• Prolinnova, an organization dedicated to promoting indigenous knowledge and enhancing farmers’ capacity, hosts an annual workshop on farmer-led research and a fair for farmer innovations. The event is an opportunity for farmer innovators, development practitioners, scientists, policymakers, and the general public to share farmer-led research using knowledge from field-based organizations in West Africa.
• CORAF/WECARD (Central African Council for Agricultural Research and Development) is becoming a vehicle for West and Central African smallholder farmers to share innovation in agriculture. The organization has produced more than 70 short films (with more than 8,100 views on YouTube) featuring farmers who achieve advances in agricultural productivity and sustainability in their communities.
• In collaboration with sustainability practitioners in Africa, Asia-Pacific, and Latin America, the International Institute for Sustainable Development (IISD) created SDplanNet to share tools for sustainable development. IISD works with the U.N. Environment Program (UNEP) to coordinate internships and training opportunities for future global agriculture leaders to work on projects and initiatives, as well as develop and test new resources as part of the Integrated Environment Assessment.

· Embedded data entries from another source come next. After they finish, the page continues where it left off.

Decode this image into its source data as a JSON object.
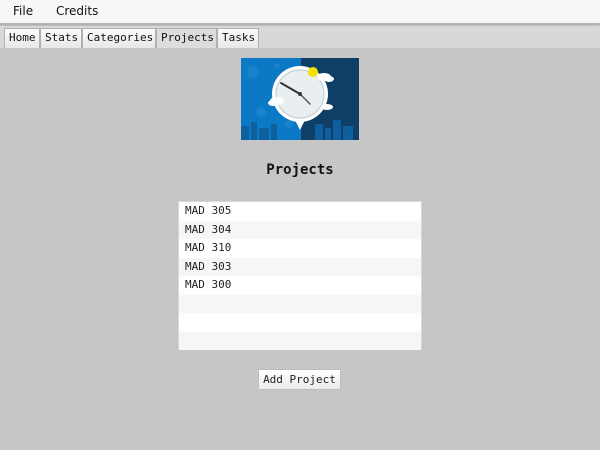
{
  "menubar": {
    "items": [
      {
        "label": "File"
      },
      {
        "label": "Credits"
      }
    ]
  },
  "tabs": [
    {
      "label": "Home",
      "active": false
    },
    {
      "label": "Stats",
      "active": false
    },
    {
      "label": "Categories",
      "active": false
    },
    {
      "label": "Projects",
      "active": true
    },
    {
      "label": "Tasks",
      "active": false
    }
  ],
  "main": {
    "title": "Projects",
    "projects": [
      {
        "name": "MAD 305"
      },
      {
        "name": "MAD 304"
      },
      {
        "name": "MAD 310"
      },
      {
        "name": "MAD 303"
      },
      {
        "name": "MAD 300"
      },
      {
        "name": ""
      },
      {
        "name": ""
      },
      {
        "name": ""
      }
    ],
    "add_button_label": "Add Project"
  },
  "theme": {
    "background": "#c6c6c6",
    "accent_blue": "#0b79c6",
    "hero_dark": "#0f3f66",
    "sun": "#f4e100"
  }
}
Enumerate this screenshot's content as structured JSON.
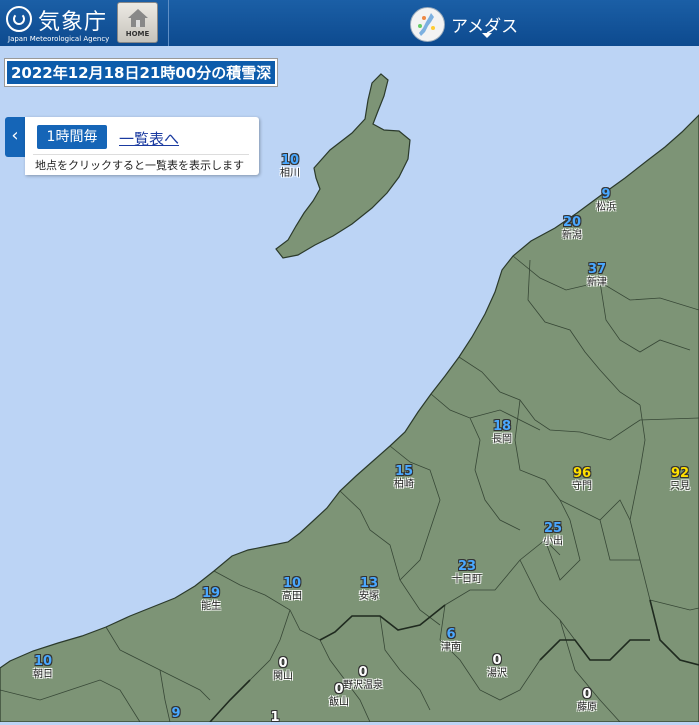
{
  "header": {
    "logo_jp": "気象庁",
    "logo_en": "Japan Meteorological Agency",
    "home_label": "HOME",
    "menu_label": "アメダス"
  },
  "map": {
    "title": "2022年12月18日21時00分の積雪深",
    "interval_button": "1時間毎",
    "list_link": "一覧表へ",
    "hint": "地点をクリックすると一覧表を表示します",
    "colors": {
      "sea": "#bcd4f5",
      "land": "#7d9476",
      "value_blue": "#4aa8ff",
      "value_yellow": "#ffe000",
      "value_white": "#ffffff"
    }
  },
  "stations": [
    {
      "name": "相川",
      "value": "10",
      "color": "#4aa8ff"
    },
    {
      "name": "松浜",
      "value": "9",
      "color": "#4aa8ff"
    },
    {
      "name": "新潟",
      "value": "20",
      "color": "#4aa8ff"
    },
    {
      "name": "新津",
      "value": "37",
      "color": "#4aa8ff"
    },
    {
      "name": "長岡",
      "value": "18",
      "color": "#4aa8ff"
    },
    {
      "name": "柏崎",
      "value": "15",
      "color": "#4aa8ff"
    },
    {
      "name": "守門",
      "value": "96",
      "color": "#ffe000"
    },
    {
      "name": "只見",
      "value": "92",
      "color": "#ffe000"
    },
    {
      "name": "小出",
      "value": "25",
      "color": "#4aa8ff"
    },
    {
      "name": "十日町",
      "value": "23",
      "color": "#4aa8ff"
    },
    {
      "name": "能生",
      "value": "19",
      "color": "#4aa8ff"
    },
    {
      "name": "高田",
      "value": "10",
      "color": "#4aa8ff"
    },
    {
      "name": "安塚",
      "value": "13",
      "color": "#4aa8ff"
    },
    {
      "name": "津南",
      "value": "6",
      "color": "#4aa8ff"
    },
    {
      "name": "朝日",
      "value": "10",
      "color": "#4aa8ff"
    },
    {
      "name": "関山",
      "value": "0",
      "color": "#ffffff"
    },
    {
      "name": "野沢温泉",
      "value": "0",
      "color": "#ffffff"
    },
    {
      "name": "湯沢",
      "value": "0",
      "color": "#ffffff"
    },
    {
      "name": "飯山",
      "value": "0",
      "color": "#ffffff"
    },
    {
      "name": "藤原",
      "value": "0",
      "color": "#ffffff"
    },
    {
      "name": "",
      "value": "9",
      "color": "#4aa8ff"
    },
    {
      "name": "",
      "value": "1",
      "color": "#ffffff"
    }
  ]
}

• The International Fund for Agricultural Development (IFAD) hosts AgTalks, a series of events presenting policies and innovations in small-scale family farming. These events bring together practitioners, researchers, and specialists in small-scale farming, and provides a forum for sharing knowledge and experiences.

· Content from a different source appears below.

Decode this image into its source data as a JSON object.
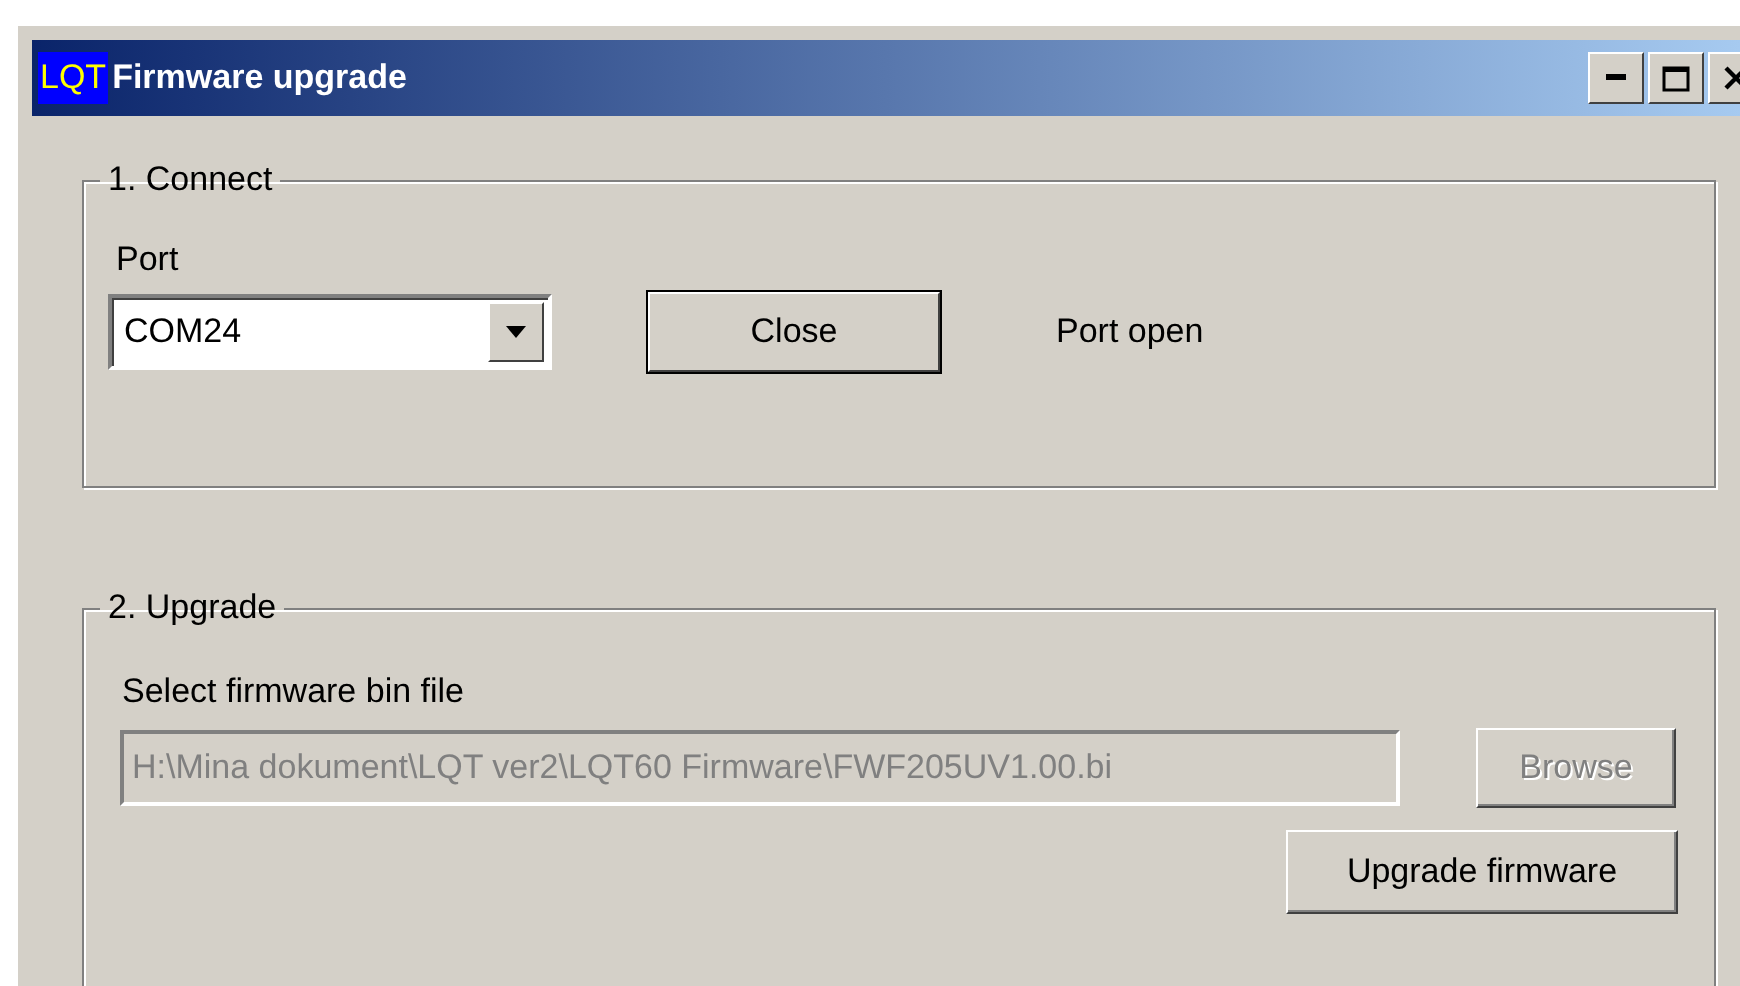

• AgriVIVO is a search portal and database containing aggregated data on people, organizations, and events in agriculture. AgriVIVO was launched by the Global Forum on Agricultural Research (GFAR) in partnership with the FAO and Cornell University in an effort to foster inter-institutional conversations and drive agricultural innovation.
• Climate change presents complex challenges for farmers of all ages, but youth are eager to use information and communication technologies to gain access to community-driven networks. The Agroecological Intensification Exchange (AIEx), developed by the McKnight Foundation’s Collaborative Crop Research Program (CCRP), is an online platform which engages farmers, innovators, and researchers all over the world in conversations about innovations in farming. Agroecological intensification aims at improving productivity and efficiency through better farm management, improved stability and diversity of yields, and enhanced use of local resources. The site’s database, complete with case studies and research on topics from crop ecology to disease management, is a resource for practitioners and researchers in developing countries seeking to improve agricultural systems and adapt to the changing climate.
Recently, the first annual Food Tank Summit brought together more than 75 speakers, 300 participants, and 15,000 live-stream viewers to discuss and exchange ideas on a variety of food and agriculture topics. Among the panels was a session dedicated to Democratizing Innovation.
Keynote speaker John Fisk, Director of the Wallace Center at Winrock International, began the session by defining democratizing innovation as scaling innovations with the purpose of enabling self determination.
Seven panelists spoke about their different approaches to scaling up and scaling out innovations—from shifting investment practices to targeting supply chains—but all were joined by optimism for disruptive food system changes that would make the existing model obsolete.
Panelists also emphasized the importance of bringing together and engaging different stakeholders in the food system, including local governments, smallholder farmers, and public and private sectors in order to drive changes on the ground.
(Danielle Nierenberg is President, Food Tank)